This past weekend, I had the honour of being personally invited to Festival d’été de Québec. And it was a total blast.
Billed as Canada’s largest urban festival, the festival kicked off Thursday, July 4 and runs until July 14, and features one of the impressive festival line-ups in the country.
Taking place across Québec City amidst historical sites such as the Plains of Abraham and the Citadel, Festival d’été is a energetic celebration amidst a beautiful backdrop.
Which is reason enough to attend, but here are five more.
Boasting over 1,000 artists at 300 shows, Festival d’été brought together one of the most diverse line-ups in Canada that spanned over ten days of music. Yeah, I got to see Bad Religion and the Wu Tang Clan within the same hour – c’est fou!
And the best part? The price tag. At $76 for a full festival pass, that works out to roughly $.08 per artist. Or $.25 per show. Which, on average is probably a lot less than you would pay at most other Canadian music festivals.
A lot of work goes in to making a 10-day long music event happen, and the staff and promoters for Festival d’été were not only efficient but exceptionally friendly.
And the citizens of the city are similarly excited to have travelers in their midst.
One of my favourite moments was striking up a conversation with two complete strangers for the entirety of the walk from the festival main stages down to the afterhours venues in the lower part of the city.
Also, the robots. Walking down Saint-Joseph, a friendly automaton, who resembled Johnny Five from rolled up and winked at me. Which, for some reason, filled me with a lot of strange and conflicting feelings…
Québec City is easily one of the most beautiful areas of Canada. Situated on the banks of the St. Laurence/Lawrence River, typical sights of the city include picturesque battlements amongst modern buildings, historic sites amongst boutiques and cafes, and sailboats drifting lazily in the harbour.
Quebec City is one of the oldest European settlements in North America, when French explorer Jacques Cartier built a fort at the site in 1535 – it became a permanent site in 1608, according to Wikipedia. Which makes venue hopping at the festival all the more interesting. After all, where else in Canada could you go see the Wu Tang Clan rap on one of the Plains of Abraham, the country’s most storied battlefield?

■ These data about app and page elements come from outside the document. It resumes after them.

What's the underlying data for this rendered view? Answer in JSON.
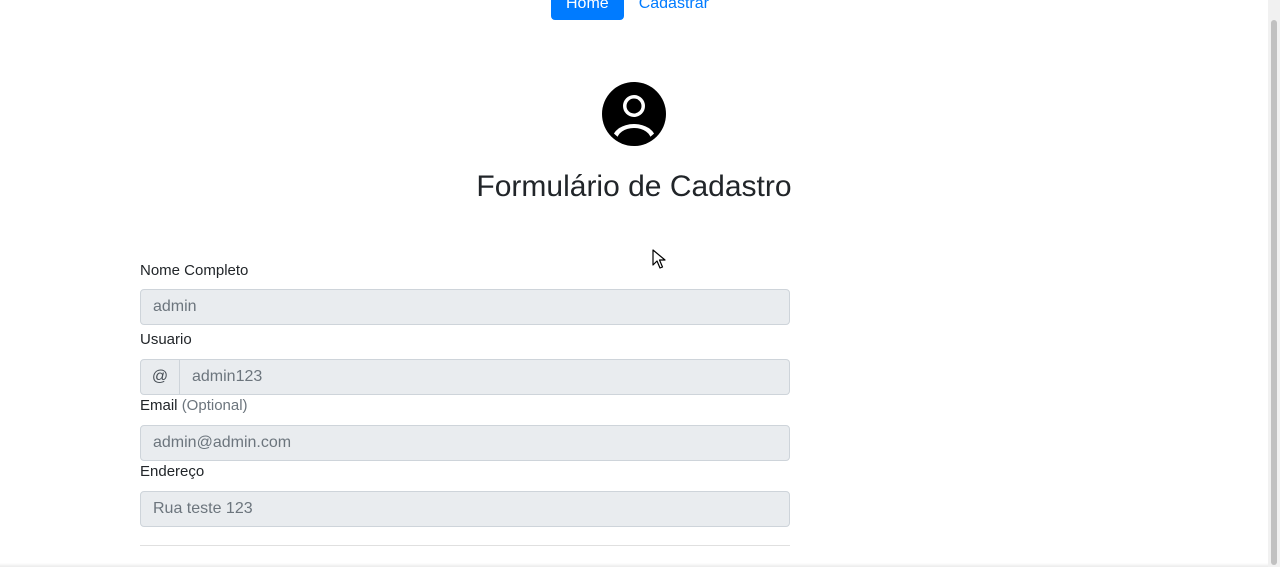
{
  "nav": {
    "items": [
      {
        "label": "Home",
        "active": true
      },
      {
        "label": "Cadastrar",
        "active": false
      }
    ]
  },
  "header": {
    "avatar_icon": "user-circle-icon",
    "title": "Formulário de Cadastro"
  },
  "form": {
    "nome": {
      "label": "Nome Completo",
      "value": "admin"
    },
    "usuario": {
      "label": "Usuario",
      "prefix": "@",
      "value": "admin123"
    },
    "email": {
      "label": "Email",
      "label_hint": "(Optional)",
      "value": "admin@admin.com"
    },
    "endereco": {
      "label": "Endereço",
      "value": "Rua teste 123"
    }
  },
  "colors": {
    "accent": "#007bff",
    "input_bg": "#e9ecef",
    "muted": "#6c757d"
  }
}
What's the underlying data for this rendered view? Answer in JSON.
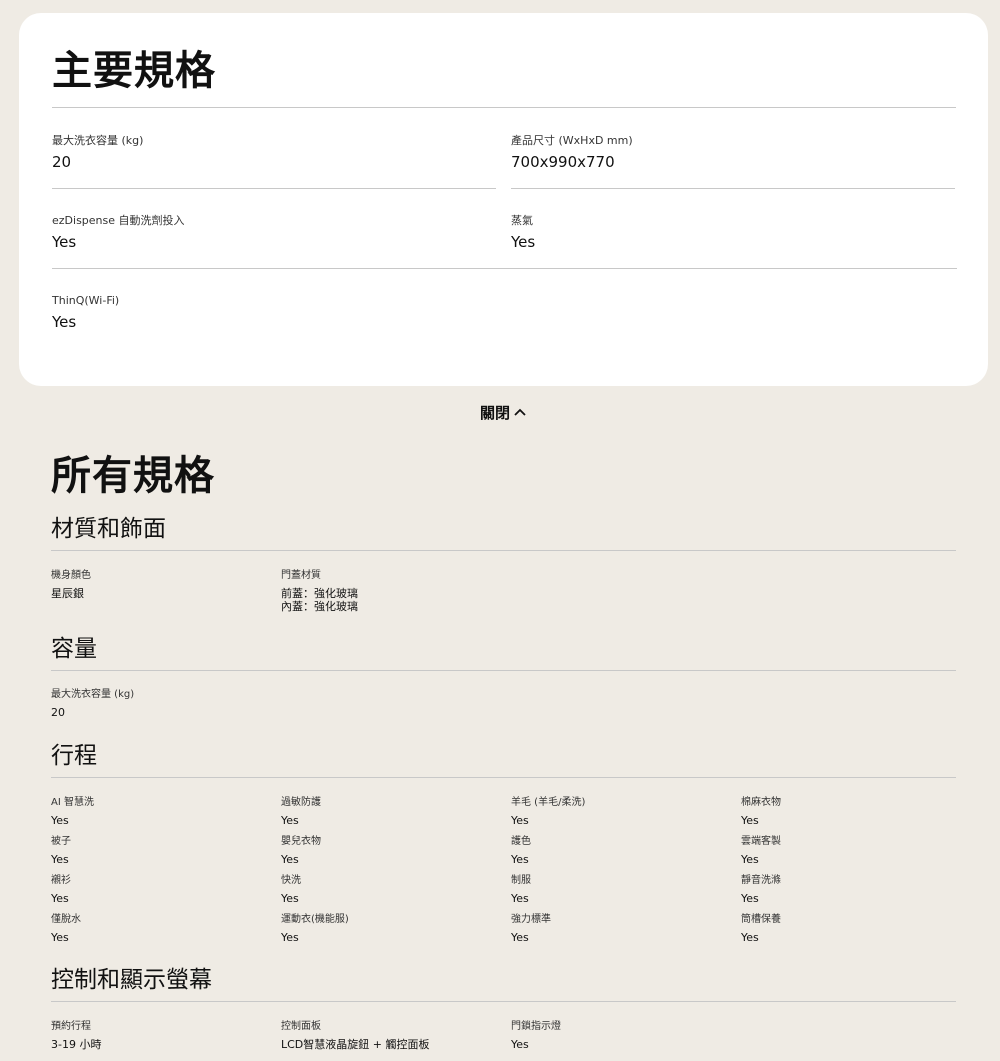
{
  "key_specs": {
    "title": "主要規格",
    "items": [
      {
        "label": "最大洗衣容量 (kg)",
        "value": "20"
      },
      {
        "label": "產品尺寸 (WxHxD mm)",
        "value": "700x990x770"
      },
      {
        "label": "ezDispense 自動洗劑投入",
        "value": "Yes"
      },
      {
        "label": "蒸氣",
        "value": "Yes"
      },
      {
        "label": "ThinQ(Wi-Fi)",
        "value": "Yes"
      }
    ]
  },
  "toggle": {
    "label": "關閉",
    "icon": "chevron-up-icon"
  },
  "all_specs": {
    "title": "所有規格",
    "sections": [
      {
        "title": "材質和飾面",
        "items": [
          {
            "label": "機身顏色",
            "value": "星辰銀"
          },
          {
            "label": "門蓋材質",
            "value": "前蓋：強化玻璃\n內蓋：強化玻璃"
          }
        ]
      },
      {
        "title": "容量",
        "items": [
          {
            "label": "最大洗衣容量 (kg)",
            "value": "20"
          }
        ]
      },
      {
        "title": "行程",
        "items": [
          {
            "label": "AI 智慧洗",
            "value": "Yes"
          },
          {
            "label": "過敏防護",
            "value": "Yes"
          },
          {
            "label": "羊毛 (羊毛/柔洗)",
            "value": "Yes"
          },
          {
            "label": "棉麻衣物",
            "value": "Yes"
          },
          {
            "label": "被子",
            "value": "Yes"
          },
          {
            "label": "嬰兒衣物",
            "value": "Yes"
          },
          {
            "label": "護色",
            "value": "Yes"
          },
          {
            "label": "雲端客製",
            "value": "Yes"
          },
          {
            "label": "襯衫",
            "value": "Yes"
          },
          {
            "label": "快洗",
            "value": "Yes"
          },
          {
            "label": "制服",
            "value": "Yes"
          },
          {
            "label": "靜音洗滌",
            "value": "Yes"
          },
          {
            "label": "僅脫水",
            "value": "Yes"
          },
          {
            "label": "運動衣(機能服)",
            "value": "Yes"
          },
          {
            "label": "強力標準",
            "value": "Yes"
          },
          {
            "label": "筒槽保養",
            "value": "Yes"
          }
        ]
      },
      {
        "title": "控制和顯示螢幕",
        "items": [
          {
            "label": "預約行程",
            "value": "3-19 小時"
          },
          {
            "label": "控制面板",
            "value": "LCD智慧液晶旋鈕 + 觸控面板"
          },
          {
            "label": "門鎖指示燈",
            "value": "Yes"
          }
        ]
      }
    ]
  }
}
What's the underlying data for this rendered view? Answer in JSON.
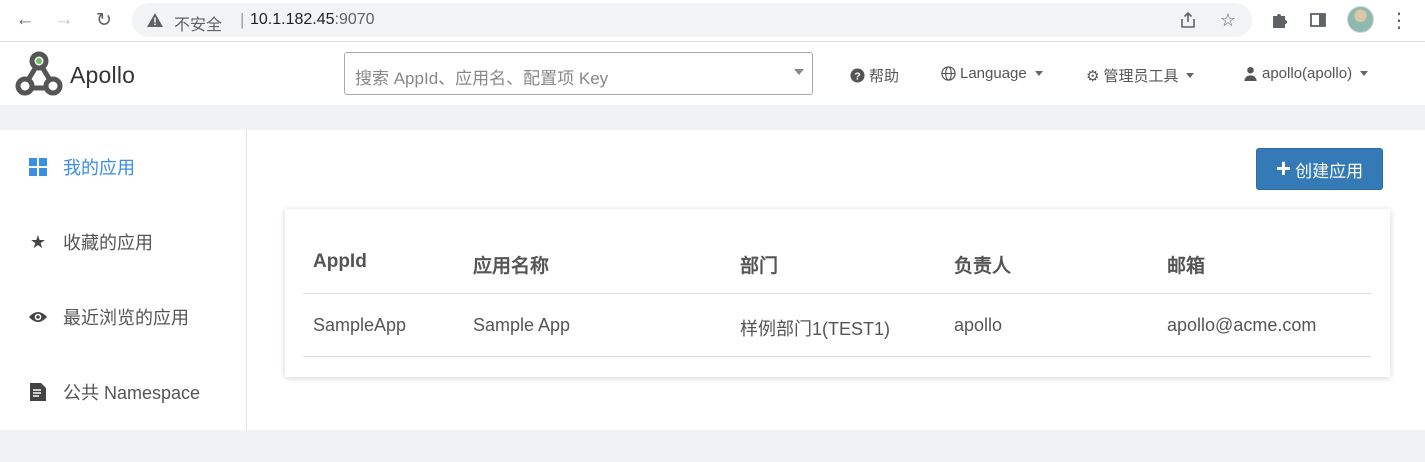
{
  "browser": {
    "insecure_label": "不安全",
    "separator": "|",
    "url_host": "10.1.182.45",
    "url_port": ":9070"
  },
  "header": {
    "logo_text": "Apollo",
    "search_placeholder": "搜索 AppId、应用名、配置项 Key",
    "help_label": "帮助",
    "language_label": "Language",
    "admin_tools_label": "管理员工具",
    "user_label": "apollo(apollo)"
  },
  "sidebar": {
    "items": [
      {
        "label": "我的应用",
        "icon": "grid-icon",
        "active": true
      },
      {
        "label": "收藏的应用",
        "icon": "star-icon",
        "active": false
      },
      {
        "label": "最近浏览的应用",
        "icon": "eye-icon",
        "active": false
      },
      {
        "label": "公共 Namespace",
        "icon": "document-icon",
        "active": false
      }
    ]
  },
  "main": {
    "create_button_label": "创建应用",
    "table": {
      "headers": [
        "AppId",
        "应用名称",
        "部门",
        "负责人",
        "邮箱"
      ],
      "rows": [
        [
          "SampleApp",
          "Sample App",
          "样例部门1(TEST1)",
          "apollo",
          "apollo@acme.com"
        ]
      ]
    }
  },
  "colors": {
    "accent": "#337ab7",
    "active_nav": "#3a8ee6",
    "page_bg": "#f0f2f5"
  }
}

This is Québec after all. With a lax attitude towards drinking in public (don’t be a douche, warn the locals) and cheap, potent liquor found at every corner depanneur, there are plenty of chances to get your rocks on and off. Featuring a teeming nightlife with bars packed with partygoers, the streets are more or less alive and boisterous until last call, which usually happens close to 3am.
Now that’s a civilized cut-off.